New rather than long range is the latest trend Iannerelli has identified. She said, “Last year I’d have said we were getting more requests for long-range, large-cabin aircraft. Today people seem to want low-hour, newer aircraft as a priority.”

Things are likely to remain sluggish for the near future, said Mesinger. “People will sit on the sidelines even if they have the finances, as they want to pay the right price.” However, all of Europe is not equal. Mesinger said he had heard that five used aircraft went into Turkey, and he added that demand from emerging markets in Africa, such as Nigeria, should bolster the sector.

But UK-based broker Steve Varsano does not share the gloomy assessment of his colleagues. He recently opened The Jet Business in central London as a new approach to giving prospective buyers the chance to evaluate all available options independently.
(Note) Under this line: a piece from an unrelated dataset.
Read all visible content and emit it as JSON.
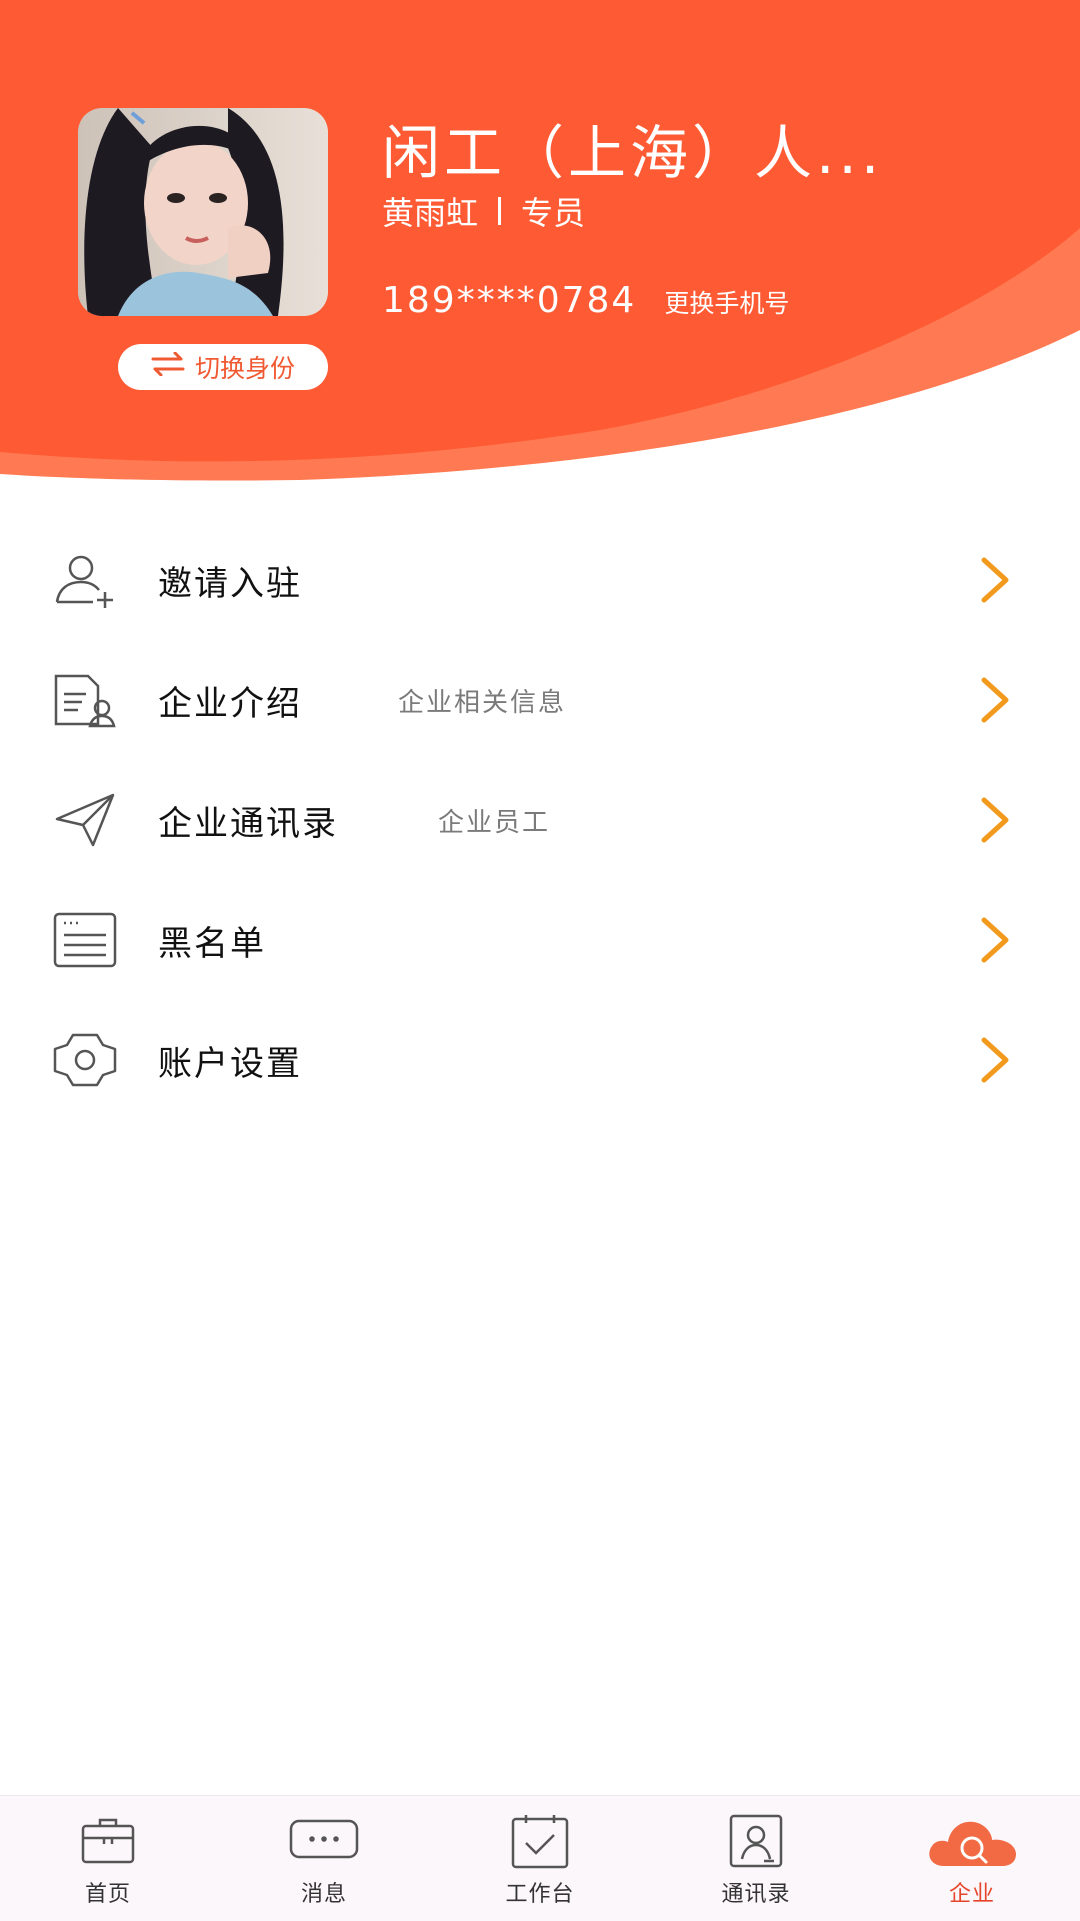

“The industry is doing fantastically at the top end of the market, in pretty much the same way that it is for real estate,” he told a press briefing last month. “Between 5 and 14 percent of aircraft are available for sale across all types and in some cases that means barely 10 aircraft in each category available across the world.”

European-registered pre-owned aircraft, especially those that meet JAR-OPS requirements, are currently in vogue with jet brokers, panelists said at a jet broker session during the National Aircraft Finance Association annual meeting in Savannah late last month. A weaker euro and the desire of some European operators to shed business aircraft during times of austerity have created a ready supply at reasonable prices, they said.

Guardian Jet president Mike Dywer also said he prefers JAR-OPS aircraft because they are better equipped from an avionics viewpoint, insulating buyers from having to spend money to upgrade them in the near-term. “JAR-OPS aircraft meet future U.S. equipage requirements,” he noted, “so having these additional avionics increases their resale value should the buyer want to dispose of the aircraft in another three to five years.”

Kirby Ramsey Aviation Group co-founder Paul Kirby agreed that European aircraft are better equipped and said that there are “lots of good values in Europe right now.”